--serial provides a way to inject a serial number or other unique sequence of bytes into the memory image programmed into the device. This allows using a single .ihex file to program multiple devices, and still give each device its own unique serial number. For example, --serial=ABCDEF01:0x6000 would program the byte at 0x6000 with the hex value AB, the byte at 0x6001 with the value CD, and so on. There must be an even number of hex digits, but the sequence can be any length. The offset is assumed to be given in hex if it starts with a "0x" prefix, octal if it begins with a "0", otherwise is it assumed to be decimal.
Sets the security bit on AVR32 chips. This prevents the content being read back from the chip, except in the same session in which it was programmed. When the security fuse is set, almost nothing will work without first executing the erase command. The only way to clear the security fuse once set is to use a JTAG chip erase, which will also erase the bootloader.
Displays various product identifier bytes.
Launch the application by resetting the device. The --no-reset flag can be used to launch the device without a reset (jump to the start address of the program).
--quiet - minimizes the output
--debug level - enables verbose output at the specified level
The standard bootloader for 8051 based chips supports writing data bytes which are not relevant for the AVR based chips.
BSB - boot status byte
SBV - software boot vector
SSB - software security byte
EB - extra byte
HSB - hardware security byte
bootloader-version - currently flashed bootloader version
ID1 - device boot identification 1
ID2 - device boot identification 2
manufacturer - the hardware manufacturer code
family - the product family code
product-name - the product name
product-revision - the product revision
HSB - same as the configure_register version
BSB - same as the configure_register version
SBV - same as the configure_register version
SSB - same as the configure_register version
EB - same as the configure_register version
The at90usb series chips do not make available any read/write protect flags so the dump or flash command may fail with a less than helpful error message.
To remove any write or read protection from any chips, a full chip erasure is required.

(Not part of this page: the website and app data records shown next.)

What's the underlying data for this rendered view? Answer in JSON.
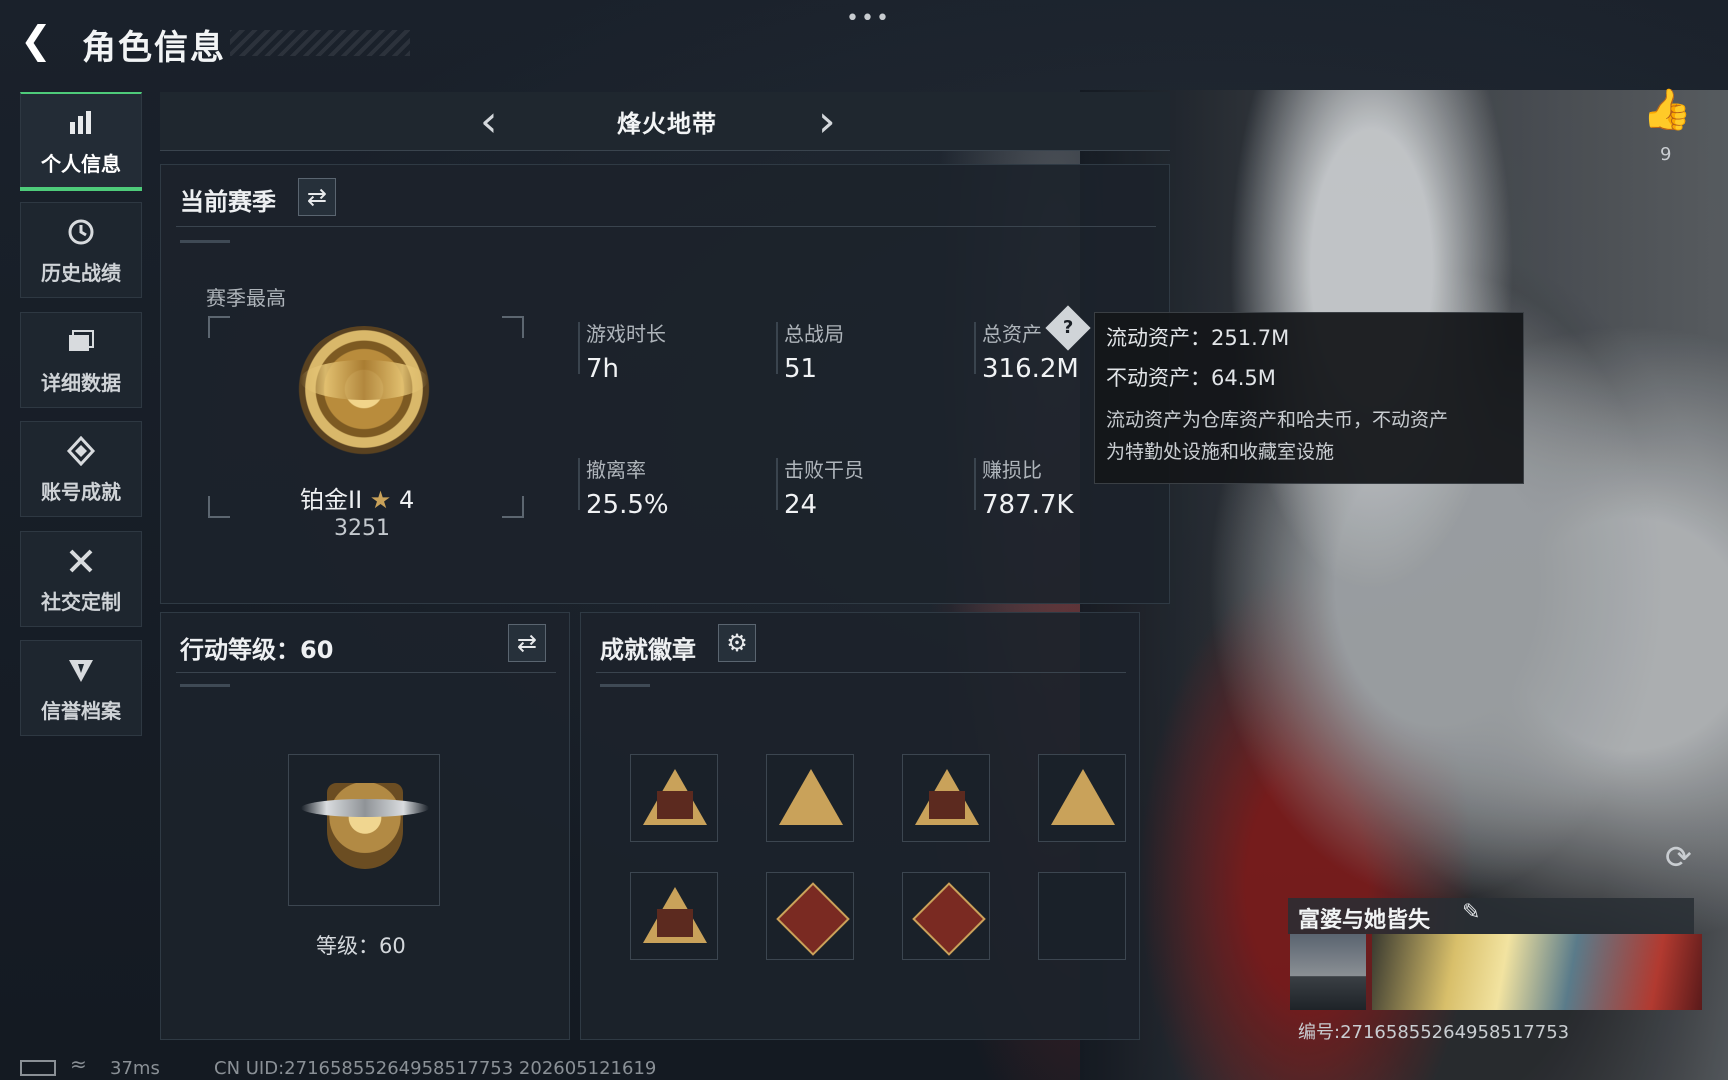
{
  "header": {
    "back_icon": "back-arrow-icon",
    "title": "角色信息",
    "menu_icon": "more-dots-icon"
  },
  "sidebar": {
    "items": [
      {
        "label": "个人信息",
        "icon": "bar-chart-icon",
        "active": true
      },
      {
        "label": "历史战绩",
        "icon": "history-icon"
      },
      {
        "label": "详细数据",
        "icon": "folder-icon"
      },
      {
        "label": "账号成就",
        "icon": "achievement-icon"
      },
      {
        "label": "社交定制",
        "icon": "tools-icon"
      },
      {
        "label": "信誉档案",
        "icon": "shield-rank-icon"
      }
    ]
  },
  "mode": {
    "name": "烽火地带"
  },
  "season": {
    "title": "当前赛季",
    "best_label": "赛季最高",
    "rank_name": "铂金II",
    "rank_stars": "4",
    "rank_points": "3251",
    "stats": [
      {
        "label": "游戏时长",
        "value": "7h"
      },
      {
        "label": "总战局",
        "value": "51"
      },
      {
        "label": "总资产",
        "value": "316.2M"
      },
      {
        "label": "撤离率",
        "value": "25.5%"
      },
      {
        "label": "击败干员",
        "value": "24"
      },
      {
        "label": "赚损比",
        "value": "787.7K"
      }
    ]
  },
  "tooltip": {
    "liquid": "流动资产：251.7M",
    "fixed": "不动资产：64.5M",
    "desc_line1": "流动资产为仓库资产和哈夫币，不动资产",
    "desc_line2": "为特勤处设施和收藏室设施"
  },
  "level": {
    "title": "行动等级：60",
    "caption": "等级：60"
  },
  "badges": {
    "title": "成就徽章"
  },
  "profile": {
    "like_count": "9",
    "nickname": "富婆与她皆失",
    "uid_right": "编号:27165855264958517753"
  },
  "statusbar": {
    "ping": "37ms",
    "uid": "CN UID:27165855264958517753 202605121619"
  },
  "colors": {
    "accent": "#4ecb7a",
    "panel": "#1c232b",
    "gold": "#c9a25a"
  }
}
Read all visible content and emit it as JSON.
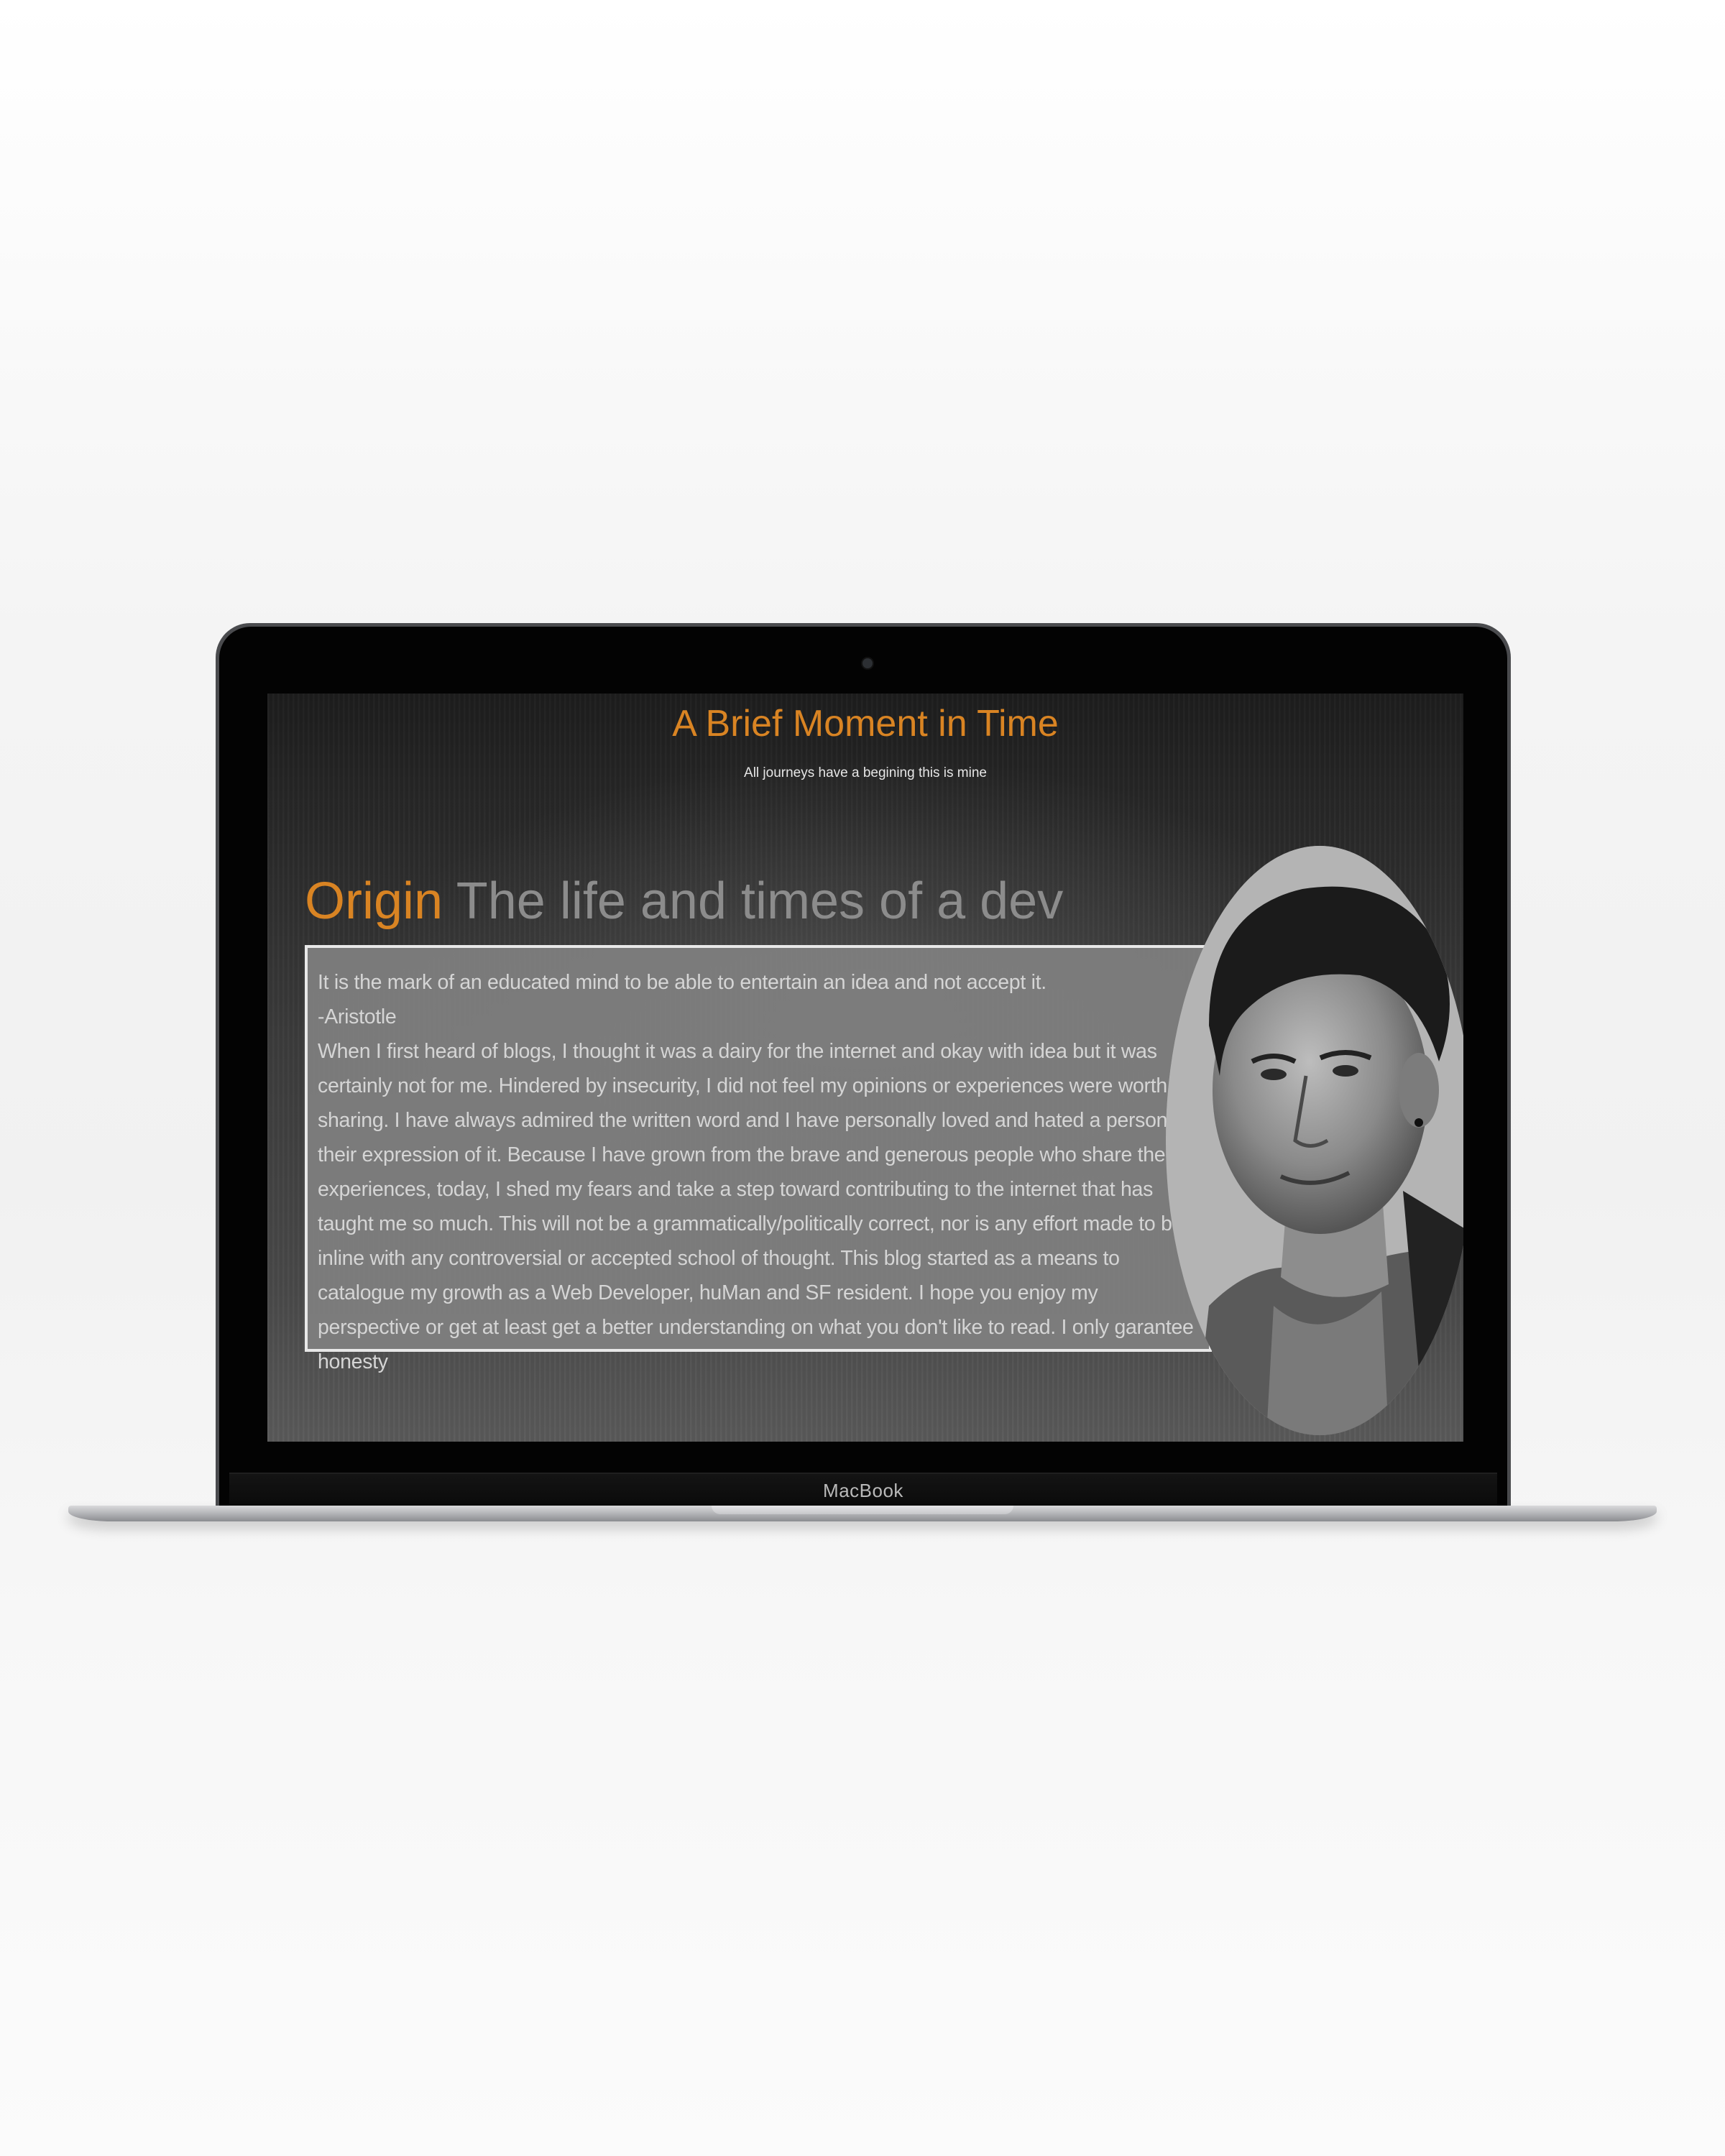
{
  "device": {
    "brand_label": "MacBook"
  },
  "site": {
    "title": "A Brief Moment in Time",
    "tagline": "All journeys have a begining this is mine"
  },
  "post": {
    "heading_accent": "Origin",
    "heading_rest": " The life and times of a dev",
    "quote": "It is the mark of an educated mind to be able to entertain an idea and not accept it.",
    "quote_author": "-Aristotle",
    "body": "When I first heard of blogs, I thought it was a dairy for the internet and okay with idea but it was certainly not for me. Hindered by insecurity, I did not feel my opinions or experiences were worth sharing. I have always admired the written word and I have personally loved and hated a person for their expression of it. Because I have grown from the brave and generous people who share their experiences, today, I shed my fears and take a step toward contributing to the internet that has taught me so much. This will not be a grammatically/politically correct, nor is any effort made to be inline with any controversial or accepted school of thought. This blog started as a means to catalogue my growth as a Web Developer, huMan and SF resident. I hope you enjoy my perspective or get at least get a better understanding on what you don't like to read. I only garantee honesty"
  },
  "colors": {
    "accent": "#d98423",
    "heading_muted": "#8c8c8c",
    "post_background": "#808080",
    "post_text": "#d5d5d5"
  }
}
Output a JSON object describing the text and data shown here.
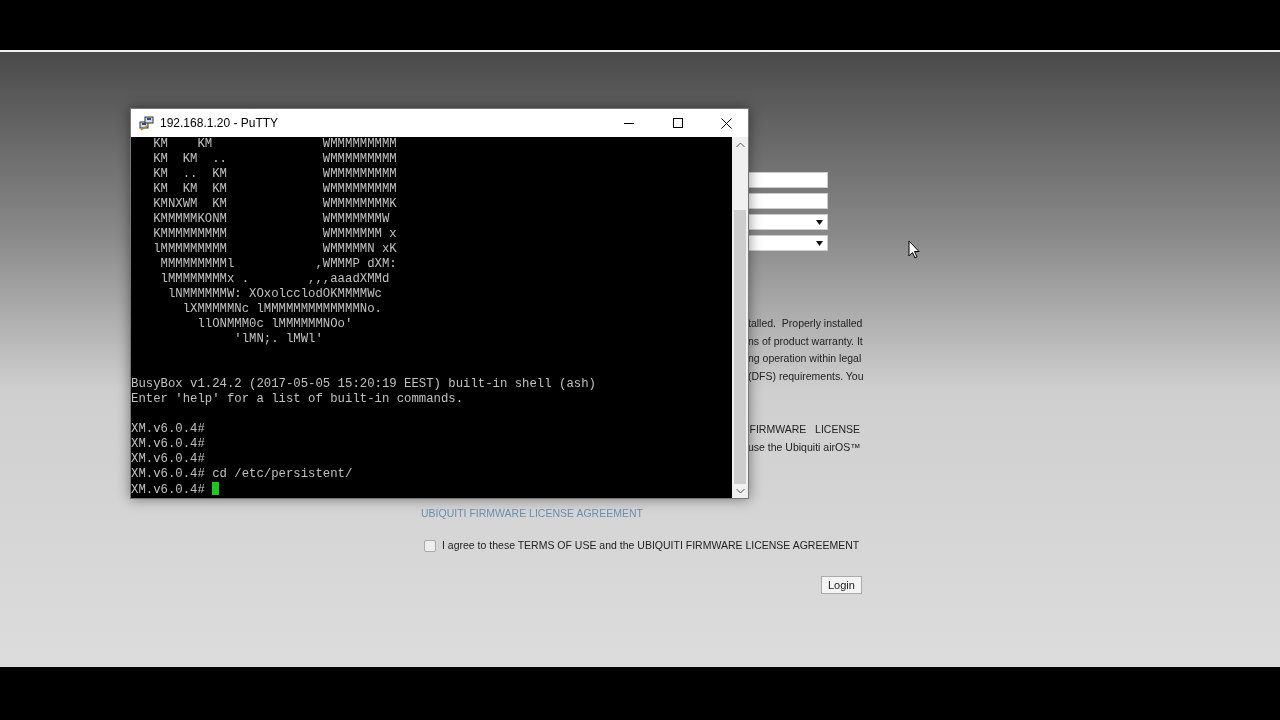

For AVR32 chips an erase operation over USB will remove protection until the device is rebooted. To remove the protection more permanently requires a JTAG erase (which will also erase the bootloader).
You may need to be a member of the uucp group in order to have access to the device without needing to be root.
Weston Schmidt <email@example.com>
http://dfu-programmer.sourceforge.net http://www.atmel.com/Images/doc7618.pdf http://www.atmel.com/Images/doc32131.pdf http://www.atmel.com/Images/doc8457.pdf http://www.atmel.com/Images/doc7745.pdf
Copyright (C) 2005-2014 Weston Schmidt
This program is free software; you can redistribute it and/or modify it under the terms of the GNU General Public License as published by the Free Software Foundation; either version 2 of the License, or (at your option) any later version.
This program is distributed in the hope that it will be useful, but WITHOUT ANY WARRANTY; without even the implied warranty of MERCHANTABILITY or FITNESS FOR A PARTICULAR PURPOSE. See the GNU General Public License for more details.
You should have received a copy of the GNU General Public License along with this program; if not, write to the Free Software Foundation, Inc., 51 Franklin Street, Fifth Floor, Boston, MA 02110-1301, USA